A North Carolina Republican state senator called on Trump to suspend civil liberties in the United States to block a peaceful transition of power.
North Carolina Republican state Sen. Bob Steinburg on Tuesday said Donald Trump should "invoke the Insurrection Act" to stop President-elect Joe Biden from being inaugurated, citing baseless allegations of voter fraud.
"He must suspend Habeas Corpus as Lincoln and FDR have both done in times of war," Steinburg wrote in a since-deleted Facebook post, according to the North Carolina outlet WRAL.
Steinburg is the latest GOP state lawmaker to call for the suspension of civil liberties in the United States to overturn Biden's decisive victory over lies about fraud and irregularities in the 2020 election. Trump and his allies have been pushing those lies for weeks, but have provided not a shred of evidence to back them up.
On Tuesday, Virginia state Sen. Amanda Chase, who is running for governor in Virginia in 2021, also called on Trump to invoke martial law to block a peaceful transition of power.
It's an idea that's been circulating among the QAnon conspiracy theory community, and has been pushed by high-profile Trump supporters like former national security adviser Michael Flynn, who Trump recently pardoned after he pleaded guilty to lying to the FBI as part of the Russia probe.
Though he deleted his Facebook post demanding Trump invoke the Insurrection Act, Steinburg gave an interview with WRAL where he defended his position, even offering to undergo a psychiatric evaluation as he told the outlet that he believes both the CIA and FBI know there's a "coup d'etat going on in the country but won't do anything about it."
"There’s something going on here bigger than what anybody is willing to talk about," Steinburg told WRAL. "I’m not nuts. … I’m not a conspiracy theory person. I don’t like them. I don’t like conspiracy theories at all. But something is going on here that’s bigger than meets the eye."
Of course, what Steinburg was describing is a baseless conspiracy theory.
There was no voter fraud in the 2020 election. Trump and his allies attempted to argue as such in court, but judges at all levels threw out dozens of legal challenges because they could provide no actual evidence that fraud or irregularities occurred.
Meanwhile, congressional Republicans and other GOP elected officials allowed Trump to push these baseless lies and legitimized his quest to steal the election through the courts for more than a month, despite the fact that it's been crystal clear Biden won.

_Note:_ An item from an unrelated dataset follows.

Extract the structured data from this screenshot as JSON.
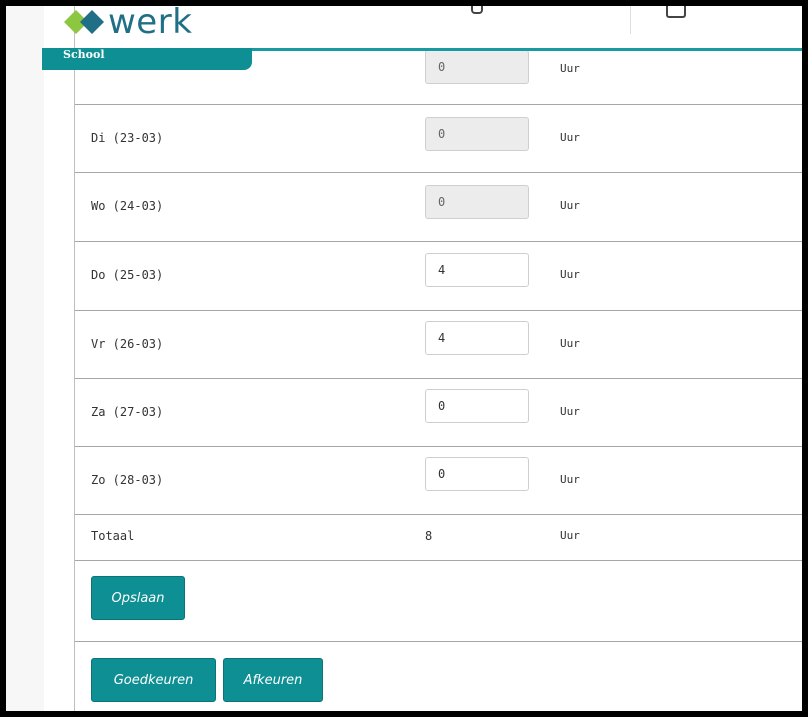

In fact, Senate Majority Leader Mitch McConnell only admitted on Tuesday — after the Electoral College sealed Biden's 306 to 232 victory — that Biden will be president.
McConnell now fears that an effort from Trump to enlist congressional Republicans to try to block Congress from accepting the Electoral College results could damage GOP senators politically.
Other damage has already been done, with Trump supporters making threats of violence as they protest against the election results.
Violent threats led Michigan to close its capitol buildings to the public on the day of the Electoral College vote, while other state capitols stepped up security over fears of violence.
Some Trump supporters have even tried to act on those threats.
On Tuesday, a former Houston Police Department captain was arrested after he allegedly ran a man off the road and pointed a gun at the man's head as he tried to prove that there was a voter fraud scheme in Harris County — the Texas county where Houston is located.
"He crossed the line from dirty politics to commission of a violent crime, and we are lucky no one was killed," Harris County District Attorney Kim Ogg said of the former officer, 63-year-old Mark Anthony Aguirre, according to a local Houston television station. "His alleged investigation was backward from the start — first alleging a crime had occurred and then trying to prove it happened."
The man Aguirre accused of being behind the fake voter fraud scheme was merely an "innocent air conditioner repairman," according to the report.
Published with permission of The American Independent Foundation.